Barbiturates depress the sensory cortex, decrease motor activity, alter cerebellar function, and produce drowsiness, sedation, and hypnosis.
Barbiturate-induced sleep differs from physiological sleep. Sleep laboratory studies have demonstrated that barbiturates reduce the amount of time spent in the rapid eye movement (REM) phase of sleep or dreaming stage. Also, Stages III and IV sleep are decreased. Following abrupt cessation of barbiturates used regularly, patients may experience markedly increased dreaming, nightmares, and/or insomnia. Therefore, withdrawal of a single therapeutic dose over 5 or 6 days has been recommended to lessen the REM rebound and disturbed sleep which contribute to drug withdrawal syndrome (for example, decrease the dose from 3 to 2 doses a day for 1 week).
In studies, secobarbital sodium and pentobarbital sodium have been found to lose most of their effectiveness for both inducing and maintaining sleep by the end of 2 weeks of continued drug administration at fixed doses.
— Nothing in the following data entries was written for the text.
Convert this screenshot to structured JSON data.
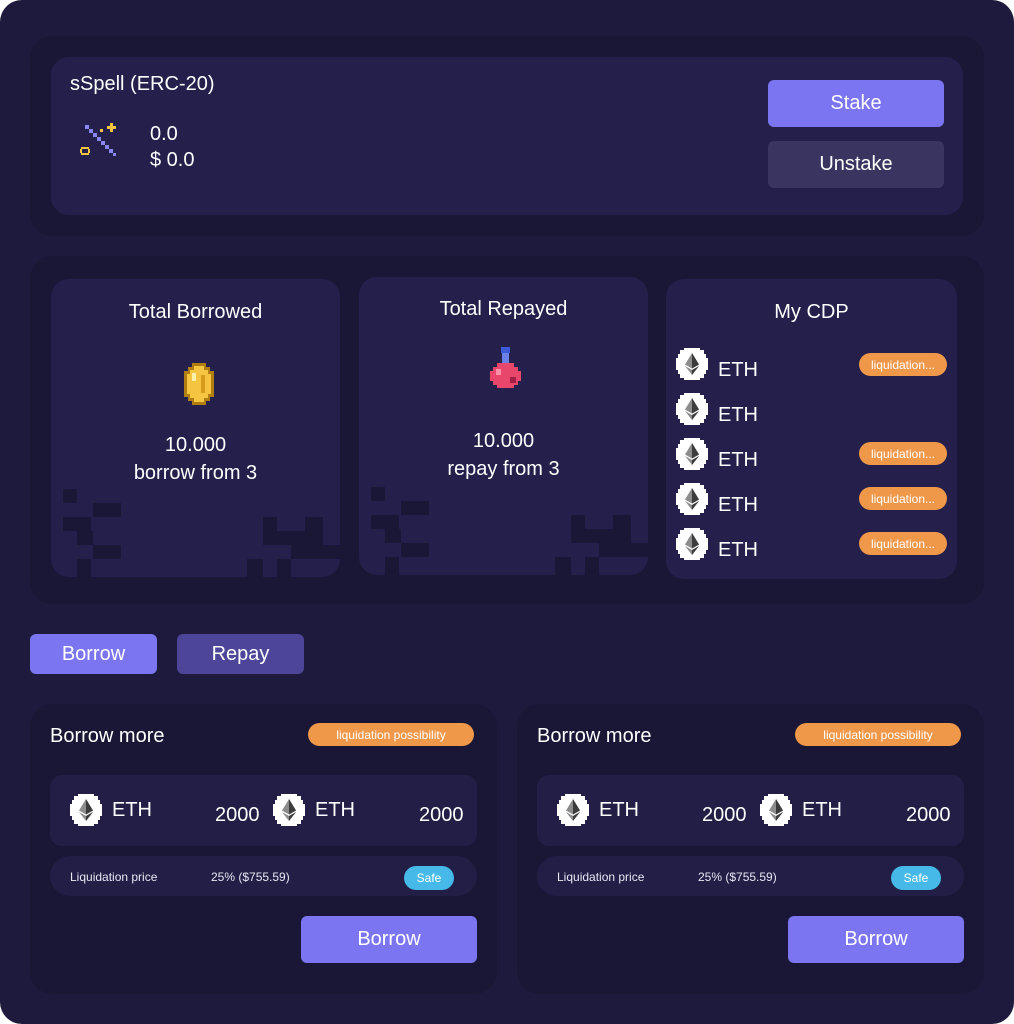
{
  "stake": {
    "title": "sSpell (ERC-20)",
    "amount": "0.0",
    "usd": "$ 0.0",
    "stake_label": "Stake",
    "unstake_label": "Unstake"
  },
  "stats": {
    "borrowed": {
      "title": "Total Borrowed",
      "value": "10.000",
      "sub": "borrow from 3"
    },
    "repaid": {
      "title": "Total Repayed",
      "value": "10.000",
      "sub": "repay from 3"
    },
    "cdp": {
      "title": "My CDP",
      "items": [
        {
          "token": "ETH",
          "badge": "liquidation..."
        },
        {
          "token": "ETH",
          "badge": ""
        },
        {
          "token": "ETH",
          "badge": "liquidation..."
        },
        {
          "token": "ETH",
          "badge": "liquidation..."
        },
        {
          "token": "ETH",
          "badge": "liquidation..."
        }
      ]
    }
  },
  "tabs": {
    "borrow": "Borrow",
    "repay": "Repay"
  },
  "forms": [
    {
      "title": "Borrow more",
      "badge": "liquidation possibility",
      "token_a": "ETH",
      "amount_a": "2000",
      "token_b": "ETH",
      "amount_b": "2000",
      "liq_label": "Liquidation price",
      "liq_value": "25% ($755.59)",
      "status": "Safe",
      "button": "Borrow"
    },
    {
      "title": "Borrow more",
      "badge": "liquidation possibility",
      "token_a": "ETH",
      "amount_a": "2000",
      "token_b": "ETH",
      "amount_b": "2000",
      "liq_label": "Liquidation price",
      "liq_value": "25% ($755.59)",
      "status": "Safe",
      "button": "Borrow"
    }
  ],
  "colors": {
    "background": "#1e1a3e",
    "card": "#241f4b",
    "accent": "#7b75f2",
    "warning": "#f0984a",
    "safe": "#46b9e8"
  },
  "icons": [
    "magic-wand-icon",
    "gold-coin-icon",
    "potion-icon",
    "eth-icon"
  ]
}
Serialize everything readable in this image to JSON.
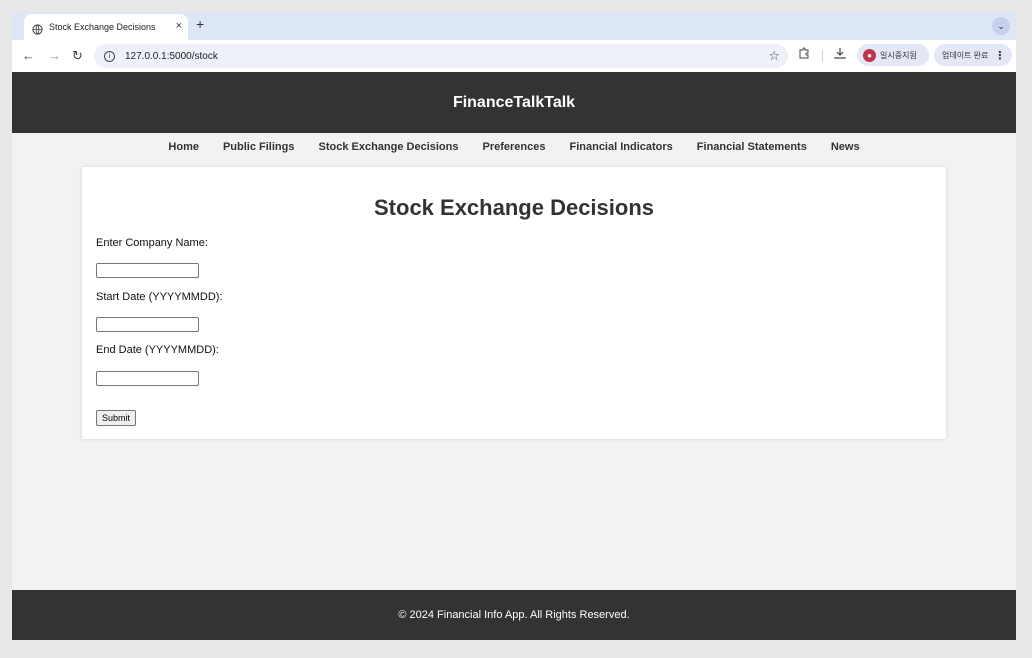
{
  "browser": {
    "tab_title": "Stock Exchange Decisions",
    "tab_close": "×",
    "new_tab": "+",
    "dropdown": "⌄",
    "url": "127.0.0.1:5000/stock",
    "profile_label": "일시중지됨",
    "update_label": "업데이트 완료",
    "icons": [
      "globe-icon",
      "back-arrow-icon",
      "forward-arrow-icon",
      "reload-icon",
      "info-icon",
      "star-icon",
      "extensions-icon",
      "download-icon",
      "avatar-icon",
      "menu-kebab-icon"
    ]
  },
  "site": {
    "title": "FinanceTalkTalk",
    "nav": [
      {
        "label": "Home"
      },
      {
        "label": "Public Filings"
      },
      {
        "label": "Stock Exchange Decisions"
      },
      {
        "label": "Preferences"
      },
      {
        "label": "Financial Indicators"
      },
      {
        "label": "Financial Statements"
      },
      {
        "label": "News"
      }
    ],
    "footer": "© 2024 Financial Info App. All Rights Reserved."
  },
  "form": {
    "heading": "Stock Exchange Decisions",
    "company_label": "Enter Company Name:",
    "company_value": "",
    "start_label": "Start Date (YYYYMMDD):",
    "start_value": "",
    "end_label": "End Date (YYYYMMDD):",
    "end_value": "",
    "submit_label": "Submit"
  }
}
The short-, intermediate-, and, to a lesser degree, long-acting barbiturates have been widely prescribed for treating insomnia. Although the clinical literature abounds with claims that the short-acting barbiturates are superior for producing sleep while the intermediate-acting compounds are more effective in maintaining sleep, controlled studies have failed to demonstrate these differential effects. Therefore, as sleep medications, the barbiturates are of limited value beyond short-term use.
Barbiturates have little analgesic action at subanesthetic doses. Rather, in subanesthetic doses these drugs may increase the reaction to painful stimuli. All barbiturates exhibit anticonvulsant activity in anesthetic doses. However, of the drugs in this class, only phenobarbital, mephobarbital, and metharbital have been clinically demonstrated to be effective as oral anticonvulsants in subhypnotic doses.
Barbiturates are respiratory depressants. The degree of respiratory depression is dependent upon dose. With hypnotic doses, respiratory depression produced by barbiturates is similar to that which occurs during physiologic sleep with slight decrease in blood pressure and heart rate.
Studies in laboratory animals have shown that barbiturates cause reduction in the tone and contractility of the uterus, ureters, and urinary bladder. However, concentrations of the drugs required to produce this effect in humans are not reached with sedative-hypnotic dose